October 21, 2010 by nschleisma · Comments Off
By Lauren Michaels
If you walk up-and-down the aisles at Whole Foods, Susan Harper seems like your everyday shopper, dressed in normal clothes and pleasantly smiling to all. While she may not be fully dressed in black or flash spooky jewelry, many people in the Dallas area know her as a feminist witch.
Harper, SMU graduate, spoke about the Wicca religion, spirituality and witchcraft during her lecture at the McCord Auditorium on Wednesday night hosted by the Religious Studies Club. About fifty students, professors and community members came to listen to Harper explain her ideas about religion and her experiences as a witch.
Jill DeTemple, assistant Professor of Religious Studies, thought this event was a great opportunity for student’s to become exposed to fresh ideas about an interesting religion.
“We don’t hear much about Wicca, especially here on the SMU campus and having somebody here who actually practices and can also give more of an academic view is a real treat,” DeTemple said.
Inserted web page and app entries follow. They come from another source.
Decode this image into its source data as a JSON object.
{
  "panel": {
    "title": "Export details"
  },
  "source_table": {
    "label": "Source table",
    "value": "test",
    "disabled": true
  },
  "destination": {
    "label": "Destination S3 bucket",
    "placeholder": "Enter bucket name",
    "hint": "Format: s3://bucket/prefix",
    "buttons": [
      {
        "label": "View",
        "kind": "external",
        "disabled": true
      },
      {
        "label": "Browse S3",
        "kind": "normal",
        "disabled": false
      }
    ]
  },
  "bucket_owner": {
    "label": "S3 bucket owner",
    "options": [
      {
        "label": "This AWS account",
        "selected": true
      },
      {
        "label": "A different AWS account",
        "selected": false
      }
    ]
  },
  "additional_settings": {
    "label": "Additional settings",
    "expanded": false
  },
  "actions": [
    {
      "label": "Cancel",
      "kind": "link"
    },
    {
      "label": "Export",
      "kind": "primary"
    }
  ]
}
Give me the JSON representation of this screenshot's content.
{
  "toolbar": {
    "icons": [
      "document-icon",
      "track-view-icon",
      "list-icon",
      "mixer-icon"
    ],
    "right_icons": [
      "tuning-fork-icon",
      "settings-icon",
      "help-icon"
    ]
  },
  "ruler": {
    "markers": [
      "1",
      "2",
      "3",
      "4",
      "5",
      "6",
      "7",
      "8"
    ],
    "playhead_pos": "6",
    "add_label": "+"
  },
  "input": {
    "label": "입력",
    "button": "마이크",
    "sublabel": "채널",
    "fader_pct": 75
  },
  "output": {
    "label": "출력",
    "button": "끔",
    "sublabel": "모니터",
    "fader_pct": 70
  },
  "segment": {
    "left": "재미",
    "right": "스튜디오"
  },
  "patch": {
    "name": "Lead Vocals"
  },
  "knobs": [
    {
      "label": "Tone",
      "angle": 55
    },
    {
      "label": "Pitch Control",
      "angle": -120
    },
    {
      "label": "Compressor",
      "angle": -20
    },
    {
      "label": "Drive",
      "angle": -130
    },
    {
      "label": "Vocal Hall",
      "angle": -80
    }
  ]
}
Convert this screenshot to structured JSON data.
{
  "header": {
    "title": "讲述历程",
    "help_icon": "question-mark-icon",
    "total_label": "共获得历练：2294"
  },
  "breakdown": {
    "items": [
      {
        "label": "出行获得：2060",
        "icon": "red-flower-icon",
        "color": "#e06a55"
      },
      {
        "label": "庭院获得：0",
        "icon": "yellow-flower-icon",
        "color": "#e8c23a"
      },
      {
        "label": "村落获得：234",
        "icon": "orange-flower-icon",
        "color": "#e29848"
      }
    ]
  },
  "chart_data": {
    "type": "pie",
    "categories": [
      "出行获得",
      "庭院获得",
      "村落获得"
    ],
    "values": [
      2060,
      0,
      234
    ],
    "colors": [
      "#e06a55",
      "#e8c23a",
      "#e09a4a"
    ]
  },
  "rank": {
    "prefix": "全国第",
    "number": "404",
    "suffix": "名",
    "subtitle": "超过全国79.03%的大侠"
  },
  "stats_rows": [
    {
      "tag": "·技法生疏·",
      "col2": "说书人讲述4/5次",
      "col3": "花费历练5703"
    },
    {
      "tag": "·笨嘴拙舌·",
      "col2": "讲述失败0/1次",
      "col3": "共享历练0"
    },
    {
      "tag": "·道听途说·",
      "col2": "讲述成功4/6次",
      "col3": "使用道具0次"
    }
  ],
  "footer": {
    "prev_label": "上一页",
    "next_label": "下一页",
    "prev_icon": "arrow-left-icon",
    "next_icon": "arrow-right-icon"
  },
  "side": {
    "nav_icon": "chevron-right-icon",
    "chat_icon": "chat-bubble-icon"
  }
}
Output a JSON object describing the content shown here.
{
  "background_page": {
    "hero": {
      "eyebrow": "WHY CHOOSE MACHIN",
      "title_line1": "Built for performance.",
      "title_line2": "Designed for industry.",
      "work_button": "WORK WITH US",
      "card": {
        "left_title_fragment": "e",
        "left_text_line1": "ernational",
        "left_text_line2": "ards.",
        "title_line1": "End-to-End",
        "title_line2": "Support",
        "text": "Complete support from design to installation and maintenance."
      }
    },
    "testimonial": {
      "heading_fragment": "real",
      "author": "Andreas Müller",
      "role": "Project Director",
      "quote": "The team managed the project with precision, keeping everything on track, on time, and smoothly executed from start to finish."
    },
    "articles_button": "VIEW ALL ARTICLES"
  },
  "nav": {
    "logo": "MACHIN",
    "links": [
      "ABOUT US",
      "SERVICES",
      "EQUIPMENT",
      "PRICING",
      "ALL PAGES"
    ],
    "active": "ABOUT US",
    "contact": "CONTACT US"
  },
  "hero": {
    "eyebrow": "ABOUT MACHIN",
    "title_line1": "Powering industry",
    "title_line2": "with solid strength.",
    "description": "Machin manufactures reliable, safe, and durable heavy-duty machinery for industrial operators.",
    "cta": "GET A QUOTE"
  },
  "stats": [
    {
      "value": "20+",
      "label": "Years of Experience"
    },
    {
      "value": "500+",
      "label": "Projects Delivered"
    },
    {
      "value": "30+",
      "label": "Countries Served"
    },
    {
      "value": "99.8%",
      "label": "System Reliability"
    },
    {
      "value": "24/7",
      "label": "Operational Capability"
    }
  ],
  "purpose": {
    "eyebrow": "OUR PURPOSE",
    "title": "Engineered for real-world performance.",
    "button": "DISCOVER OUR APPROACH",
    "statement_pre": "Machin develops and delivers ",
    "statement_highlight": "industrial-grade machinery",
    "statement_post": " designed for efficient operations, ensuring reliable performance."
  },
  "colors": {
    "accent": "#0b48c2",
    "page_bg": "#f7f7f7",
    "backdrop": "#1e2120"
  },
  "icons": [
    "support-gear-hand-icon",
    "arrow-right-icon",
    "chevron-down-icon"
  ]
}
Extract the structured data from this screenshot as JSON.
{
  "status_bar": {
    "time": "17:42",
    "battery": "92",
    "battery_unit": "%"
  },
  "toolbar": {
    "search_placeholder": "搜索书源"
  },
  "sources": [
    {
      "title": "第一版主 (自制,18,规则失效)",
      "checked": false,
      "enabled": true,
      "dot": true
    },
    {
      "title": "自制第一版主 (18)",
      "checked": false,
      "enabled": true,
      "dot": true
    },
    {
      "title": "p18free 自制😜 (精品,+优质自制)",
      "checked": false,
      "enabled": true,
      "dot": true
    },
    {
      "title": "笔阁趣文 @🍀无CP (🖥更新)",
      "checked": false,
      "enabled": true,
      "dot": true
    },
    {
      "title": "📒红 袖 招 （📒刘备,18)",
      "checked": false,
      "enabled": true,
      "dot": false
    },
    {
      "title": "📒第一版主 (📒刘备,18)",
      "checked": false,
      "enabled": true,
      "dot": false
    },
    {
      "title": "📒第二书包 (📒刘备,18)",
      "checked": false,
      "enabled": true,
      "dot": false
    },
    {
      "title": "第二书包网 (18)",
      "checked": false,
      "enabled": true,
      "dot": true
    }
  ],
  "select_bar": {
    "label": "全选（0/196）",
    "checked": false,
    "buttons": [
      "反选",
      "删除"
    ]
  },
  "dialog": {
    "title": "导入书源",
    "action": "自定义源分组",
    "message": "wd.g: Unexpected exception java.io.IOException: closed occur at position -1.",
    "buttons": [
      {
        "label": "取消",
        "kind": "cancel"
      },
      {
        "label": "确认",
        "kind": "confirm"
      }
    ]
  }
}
There are almost 500,000 Pagans and Wiccans practicing in the United States, including many throughout Great Britain and Australia.
What is Wicca?
-Wicca is a modern, nature-based religion
-All Pagans are Wiccans
-Studies of the Neo-pagan movement come from Pre-Christian and indigenous practices
-Magick is a natural phenomenon, a goal and energy
-It is not right to willfully harm someone with Magick
For over ten years, Harper has practiced feminist witchcraft and continues to explore the various theories about Wiccan religion. Almost once a month, she participates in a group practice ritual inside the living room of her 721 square foot apartment.
Everyday, Harper participates in some form of religious practice, whether it is in a yoga class, art project or a prayer. According to Harper, one of the most important aspects of the Wiccan principle is being able to be present in life.
“It’s the sense of overall awareness and the call to pay attention,” she said. For Harper, these are the feelings that can make the Wiccan religion so special.
Wicca: An often, misunderstood religion
Today, it’s not uncommon for most people to hear about Wicca through a friend or even by word-of-mouth on the street. With the debut of Delaware Republican Senate candidate, Christine O’ Donnell, and her comments about witchcraft, Harper still feels confident in the public’s popularity about Wicca.
“There has been a lot of good stuff from Christine O’ Donnell and its been really good for public education,” Harper said.
While others may have not have taken O’ Donnell’s appearance seriously, more people are continuing to learn about witchcraft ideologies and the process of becoming a witch from the media’s exposure.
Religious Studies Club President and SMU junior, Wesleigh Ogle, hoped that the lecture allowed students to see the importance in learning about all sides of a religion, like Wicca.
“People have preconceived notions about Wicca and with the timeliness of Halloween coming up, I thought it would be an interesting lecture for people to see,” said Ogle.
So for this Halloween season, don’t let the stereotypes about a witch’s costume break the traditions of the Wicca religion.
To learn more about the Religious Studies club visit their Facebook page. For more information, contact Wesleigh Ogle.